It is distressing to see that some obstetricians and public officials refuse to acknowledge the medical literature on the topic of home birth. Planned home birth with a skilled midwife in attendance has been shown many times to be a safe and reasonable option for low-risk women. (See, for example, the study published in the British Medical Journal, June 18, 2005: “Outcomes of planned home births with certified professional midwives: large prospective study in North America”).
National certification is currently available to midwives, as is licensure in many states. With the high rates of unnecessary Caesarean sections in most hospitals across the country — and the well-documented problems associated with surgical deliveries — it is more important than ever to preserve safe choices in childbearing that have the potential to reduce unnecessary interventions and their attendant risks.

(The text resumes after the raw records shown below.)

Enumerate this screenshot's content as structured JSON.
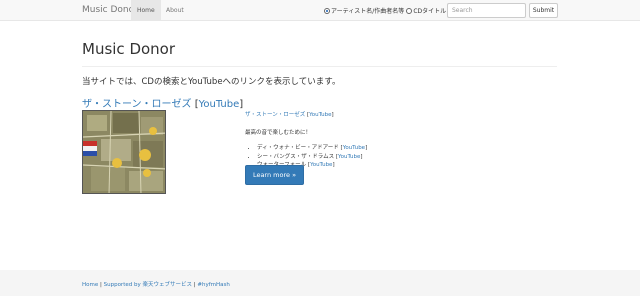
{
  "navbar": {
    "brand": "Music Donor",
    "items": [
      {
        "label": "Home",
        "active": true
      },
      {
        "label": "About",
        "active": false
      }
    ],
    "search_modes": [
      {
        "label": "アーティスト名/作曲者名等",
        "selected": true
      },
      {
        "label": "CDタイトル",
        "selected": false
      }
    ],
    "search_placeholder": "Search",
    "submit_label": "Submit"
  },
  "main": {
    "title": "Music Donor",
    "lead": "当サイトでは、CDの検索とYouTubeへのリンクを表示しています。",
    "result": {
      "artist": "ザ・ストーン・ローゼズ",
      "youtube_label": "YouTube",
      "side_artist": "ザ・ストーン・ローゼズ",
      "side_youtube_label": "YouTube",
      "description": "最高の音で楽しむために！",
      "tracks": [
        {
          "name": "ディ・ウォナ・ビー・アドアード",
          "youtube_label": "YouTube"
        },
        {
          "name": "シー・バングス・ザ・ドラムス",
          "youtube_label": "YouTube"
        },
        {
          "name": "ウォーターフォール",
          "youtube_label": "YouTube"
        }
      ],
      "learn_more_label": "Learn more »"
    }
  },
  "footer": {
    "home": "Home",
    "supported_by": "Supported by 楽天ウェブサービス",
    "hash": "#hyfmHash"
  },
  "colors": {
    "link": "#337ab7",
    "button": "#337ab7",
    "navbar_bg": "#f8f8f8",
    "footer_bg": "#f5f5f5"
  }
}
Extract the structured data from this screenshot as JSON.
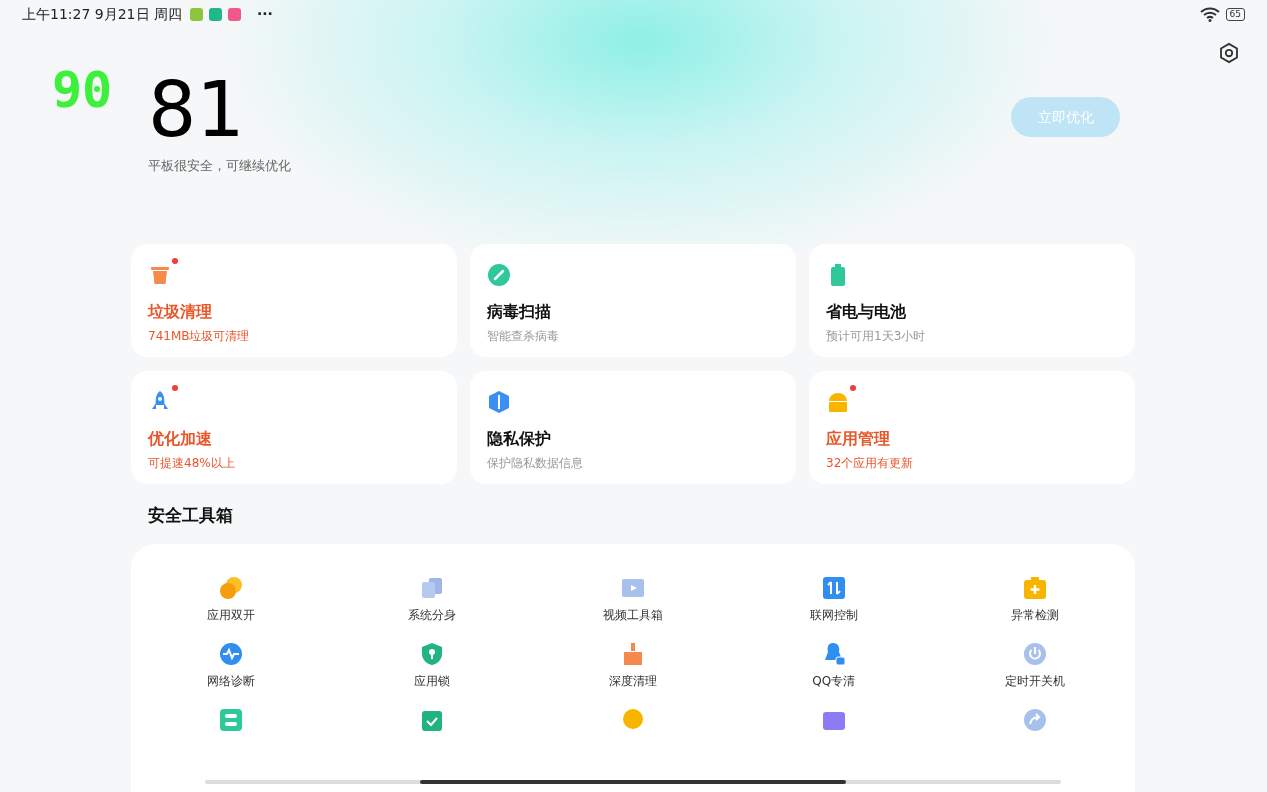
{
  "status_bar": {
    "time": "上午11:27 9月21日 周四",
    "more": "···",
    "battery": "65"
  },
  "fps_counter": "90",
  "score": {
    "value": "81",
    "caption": "平板很安全，可继续优化"
  },
  "optimize_button": {
    "label": "立即优化",
    "disabled": true
  },
  "cards": [
    {
      "title": "垃圾清理",
      "subtitle": "741MB垃圾可清理",
      "alert": true
    },
    {
      "title": "病毒扫描",
      "subtitle": "智能查杀病毒",
      "alert": false
    },
    {
      "title": "省电与电池",
      "subtitle": "预计可用1天3小时",
      "alert": false
    },
    {
      "title": "优化加速",
      "subtitle": "可提速48%以上",
      "alert": true
    },
    {
      "title": "隐私保护",
      "subtitle": "保护隐私数据信息",
      "alert": false
    },
    {
      "title": "应用管理",
      "subtitle": "32个应用有更新",
      "alert": true
    }
  ],
  "toolbox": {
    "title": "安全工具箱",
    "tools": [
      {
        "label": "应用双开"
      },
      {
        "label": "系统分身"
      },
      {
        "label": "视频工具箱"
      },
      {
        "label": "联网控制"
      },
      {
        "label": "异常检测"
      },
      {
        "label": "网络诊断"
      },
      {
        "label": "应用锁"
      },
      {
        "label": "深度清理"
      },
      {
        "label": "QQ专清"
      },
      {
        "label": "定时开关机"
      }
    ]
  }
}
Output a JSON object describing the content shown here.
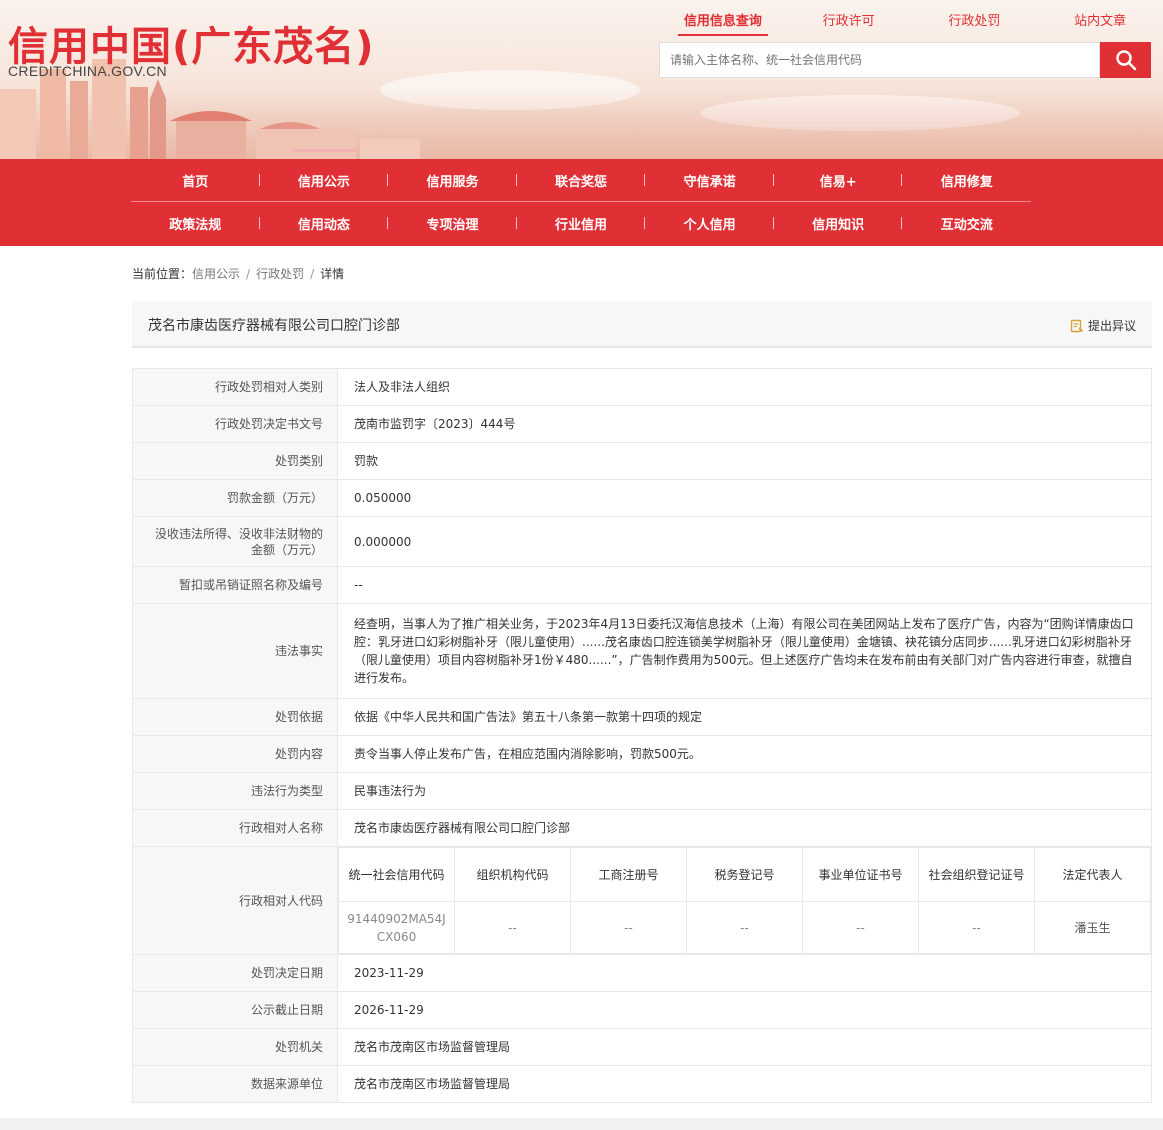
{
  "header": {
    "logo_title": "信用中国(广东茂名)",
    "logo_sub": "CREDITCHINA.GOV.CN",
    "top_links": [
      "信用信息查询",
      "行政许可",
      "行政处罚",
      "站内文章"
    ],
    "search_placeholder": "请输入主体名称、统一社会信用代码",
    "accent_color": "#e03035"
  },
  "nav": {
    "row1": [
      "首页",
      "信用公示",
      "信用服务",
      "联合奖惩",
      "守信承诺",
      "信易+",
      "信用修复"
    ],
    "row2": [
      "政策法规",
      "信用动态",
      "专项治理",
      "行业信用",
      "个人信用",
      "信用知识",
      "互动交流"
    ]
  },
  "breadcrumb": {
    "prefix": "当前位置：",
    "items": [
      "信用公示",
      "行政处罚",
      "详情"
    ],
    "sep": "/"
  },
  "title": {
    "text": "茂名市康齿医疗器械有限公司口腔门诊部",
    "objection": "提出异议"
  },
  "rows": [
    {
      "label": "行政处罚相对人类别",
      "value": "法人及非法人组织"
    },
    {
      "label": "行政处罚决定书文号",
      "value": "茂南市监罚字〔2023〕444号"
    },
    {
      "label": "处罚类别",
      "value": "罚款"
    },
    {
      "label": "罚款金额（万元）",
      "value": "0.050000"
    },
    {
      "label": "没收违法所得、没收非法财物的金额（万元）",
      "value": "0.000000"
    },
    {
      "label": "暂扣或吊销证照名称及编号",
      "value": "--"
    },
    {
      "label": "违法事实",
      "value": "经查明，当事人为了推广相关业务，于2023年4月13日委托汉海信息技术（上海）有限公司在美团网站上发布了医疗广告，内容为“团购详情康齿口腔：乳牙进口幻彩树脂补牙（限儿童使用）......茂名康齿口腔连锁美学树脂补牙（限儿童使用）金塘镇、袂花镇分店同步......乳牙进口幻彩树脂补牙（限儿童使用）项目内容树脂补牙1份￥480......”，广告制作费用为500元。但上述医疗广告均未在发布前由有关部门对广告内容进行审查，就擅自进行发布。"
    },
    {
      "label": "处罚依据",
      "value": "依据《中华人民共和国广告法》第五十八条第一款第十四项的规定"
    },
    {
      "label": "处罚内容",
      "value": "责令当事人停止发布广告，在相应范围内消除影响，罚款500元。"
    },
    {
      "label": "违法行为类型",
      "value": "民事违法行为"
    },
    {
      "label": "行政相对人名称",
      "value": "茂名市康齿医疗器械有限公司口腔门诊部"
    }
  ],
  "code_row": {
    "label": "行政相对人代码",
    "headers": [
      "统一社会信用代码",
      "组织机构代码",
      "工商注册号",
      "税务登记号",
      "事业单位证书号",
      "社会组织登记证号",
      "法定代表人"
    ],
    "values": [
      "91440902MA54JCX060",
      "--",
      "--",
      "--",
      "--",
      "--",
      "潘玉生"
    ]
  },
  "rows_after": [
    {
      "label": "处罚决定日期",
      "value": "2023-11-29"
    },
    {
      "label": "公示截止日期",
      "value": "2026-11-29"
    },
    {
      "label": "处罚机关",
      "value": "茂名市茂南区市场监督管理局"
    },
    {
      "label": "数据来源单位",
      "value": "茂名市茂南区市场监督管理局"
    }
  ]
}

Both home births and hospital births carry specific risks, and women who seek to reduce the likelihood of unnecessary medical interventions should be able to choose the home birth (or free-standing birth center) option.
As our obstetrician consultants for our forthcoming book on pregnancy and birth would agree, it is simply a myth that having a baby in the hospital will guarantee a better outcome for mother and/or baby.
Executive director, Our Bodies Ourselves